din Dhal jaaye (Guide, 1965): Where do I even begin with the praise for Vijay Anand’s Guide? Mrs. 55 and I both love everything about this film: the unique story written by R.K. Narayan, the stellar performances by Dev Anand and Waheeda Rehman, and of course, the unforgettable soundtrack composed by S.D. Burman. Each and every song from this film is an absolute gem. In this particular Rafi solo picturized on Dev Anand, the hero drowns his sorrows about lost love in alcohol. The melancholic expression that pervades throughout this scene is enhanced by the beautifully crafted lyrics and tune.

Dev Anand turns to the bottle when love goes sour in Guide (1965).

chuu lene do naazuk ho.nTho.n ko (Kaajal, 1965): With this Rafi number penned by Sahir Ludhianvi and composed by Ravi, Raaj Kumar tries to get Meena Kumari, his on-screen shaadi-shudhaa (virtuous) wife, to come to the dark side by having a drink. Alcohol glorification occurs is at its finest in these lyrics: it is referred to as “mubarak cheez,” or a blessed thing.  Meena Kumari excels, as usual, at looking incredibly uncomfortable and disturbed by Raaj Kumar’s advances in this scene.

A drunk Raaj Kumar tries to get Meena Kumari on his team in Kaajal (1965).

jo unkii tamanna hai barbad ho jaa (Inteqaam, 1969): This film certainly features a lot of alcohol consumption on screen.
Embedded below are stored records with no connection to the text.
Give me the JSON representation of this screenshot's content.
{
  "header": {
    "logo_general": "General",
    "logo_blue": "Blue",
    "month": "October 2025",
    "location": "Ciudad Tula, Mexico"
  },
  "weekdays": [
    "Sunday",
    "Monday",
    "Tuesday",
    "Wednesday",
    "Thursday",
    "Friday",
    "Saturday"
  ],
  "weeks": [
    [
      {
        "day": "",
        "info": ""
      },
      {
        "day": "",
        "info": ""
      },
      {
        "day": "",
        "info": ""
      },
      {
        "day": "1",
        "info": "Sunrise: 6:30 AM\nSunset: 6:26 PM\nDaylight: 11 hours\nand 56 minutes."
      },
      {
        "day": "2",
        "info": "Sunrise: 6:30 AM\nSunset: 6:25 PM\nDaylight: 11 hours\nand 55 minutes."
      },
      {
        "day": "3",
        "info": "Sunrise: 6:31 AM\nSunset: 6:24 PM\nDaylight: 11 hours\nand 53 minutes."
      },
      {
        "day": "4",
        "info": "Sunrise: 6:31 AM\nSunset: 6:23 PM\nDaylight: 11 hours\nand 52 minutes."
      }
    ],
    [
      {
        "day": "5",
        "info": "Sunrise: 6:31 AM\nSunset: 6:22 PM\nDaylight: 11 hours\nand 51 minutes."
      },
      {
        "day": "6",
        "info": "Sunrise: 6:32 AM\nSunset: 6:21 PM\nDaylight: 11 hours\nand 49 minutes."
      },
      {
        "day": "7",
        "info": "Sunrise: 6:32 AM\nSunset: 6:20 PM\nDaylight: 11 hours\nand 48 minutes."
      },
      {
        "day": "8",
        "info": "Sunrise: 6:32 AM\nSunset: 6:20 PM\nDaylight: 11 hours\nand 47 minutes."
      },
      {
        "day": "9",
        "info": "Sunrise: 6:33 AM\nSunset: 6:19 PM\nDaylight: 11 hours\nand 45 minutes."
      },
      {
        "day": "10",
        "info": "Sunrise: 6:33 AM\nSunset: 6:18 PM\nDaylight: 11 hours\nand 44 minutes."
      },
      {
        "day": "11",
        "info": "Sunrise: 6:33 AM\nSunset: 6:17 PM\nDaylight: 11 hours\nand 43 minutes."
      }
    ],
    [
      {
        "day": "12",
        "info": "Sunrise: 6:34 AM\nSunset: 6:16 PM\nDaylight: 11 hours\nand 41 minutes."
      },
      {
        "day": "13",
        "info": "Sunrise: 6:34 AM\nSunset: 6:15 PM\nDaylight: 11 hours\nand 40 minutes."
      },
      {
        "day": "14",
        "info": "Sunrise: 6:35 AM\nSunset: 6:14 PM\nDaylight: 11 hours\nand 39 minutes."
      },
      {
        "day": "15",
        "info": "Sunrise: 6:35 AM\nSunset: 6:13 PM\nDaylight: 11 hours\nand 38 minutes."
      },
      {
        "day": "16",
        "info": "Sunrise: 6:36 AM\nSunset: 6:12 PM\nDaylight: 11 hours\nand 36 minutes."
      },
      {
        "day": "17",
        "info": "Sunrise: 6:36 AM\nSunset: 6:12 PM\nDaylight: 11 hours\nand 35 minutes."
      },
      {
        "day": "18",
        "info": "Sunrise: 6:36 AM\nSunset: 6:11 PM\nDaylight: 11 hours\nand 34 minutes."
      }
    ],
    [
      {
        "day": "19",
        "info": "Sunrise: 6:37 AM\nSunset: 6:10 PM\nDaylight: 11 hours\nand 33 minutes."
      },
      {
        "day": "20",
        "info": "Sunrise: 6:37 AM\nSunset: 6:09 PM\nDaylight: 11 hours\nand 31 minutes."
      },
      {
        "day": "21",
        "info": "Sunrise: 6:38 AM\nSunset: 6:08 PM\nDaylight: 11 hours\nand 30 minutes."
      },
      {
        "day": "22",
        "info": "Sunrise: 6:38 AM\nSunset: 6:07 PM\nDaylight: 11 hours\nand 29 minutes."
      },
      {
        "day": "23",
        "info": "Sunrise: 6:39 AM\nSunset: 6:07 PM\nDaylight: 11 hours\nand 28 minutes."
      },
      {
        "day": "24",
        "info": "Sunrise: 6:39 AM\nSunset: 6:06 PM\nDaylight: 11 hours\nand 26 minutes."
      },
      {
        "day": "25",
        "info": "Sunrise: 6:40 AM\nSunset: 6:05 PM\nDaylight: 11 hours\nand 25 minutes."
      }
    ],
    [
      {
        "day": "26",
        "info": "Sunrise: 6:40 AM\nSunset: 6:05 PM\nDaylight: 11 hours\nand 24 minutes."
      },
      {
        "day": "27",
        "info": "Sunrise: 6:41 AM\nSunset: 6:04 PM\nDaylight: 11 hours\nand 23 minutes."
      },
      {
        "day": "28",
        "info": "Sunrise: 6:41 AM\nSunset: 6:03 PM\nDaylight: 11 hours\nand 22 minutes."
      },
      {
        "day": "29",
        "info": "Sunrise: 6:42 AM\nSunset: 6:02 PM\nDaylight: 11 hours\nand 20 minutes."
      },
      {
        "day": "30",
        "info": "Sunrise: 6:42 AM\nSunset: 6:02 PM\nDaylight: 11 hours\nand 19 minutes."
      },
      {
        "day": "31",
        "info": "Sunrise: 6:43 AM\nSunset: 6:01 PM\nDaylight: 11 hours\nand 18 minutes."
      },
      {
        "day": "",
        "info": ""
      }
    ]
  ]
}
In addition to the drunk Lata number discussed above, this Rafi solo from Inteqaam is picturized on Sanjay Khan as he laments being a mere object in Sadhana’s plans for revenge. Rajinder Krishan’s lyrics are exquisite in their ability to capture the essence of being deceived in love.

Handsome Sanjay Khan turns to alcohol to get over Sadhana’s deception in Inteqaam (1969)

yeh jo muhabbat hai (Kati Patang, 1970): Directed by Shakti Samanta, this film features an evergreen soundtrack composed by R.D. Burman. This particular number sung by Kishore Kumar is one of Bollywood’s most treasured drinking songs, and it features a handsome and bitter Rajesh Khanna drinking the night away because he was stood up at the altar by his wife-to-be.  Asha Parekh watches from a distance, not yet aware of the fact that she is the woman responsible for his heartache.

Rajesh Khanna drinks another glass of liquid courage before singing about the pain of disloyal love in Kati Patang (1970).

What are some of your favorite sharaab/daaru songs from Bollywood films? Let us know in the comments! We’ll understand if your typing is a little bit off…
Mr. 55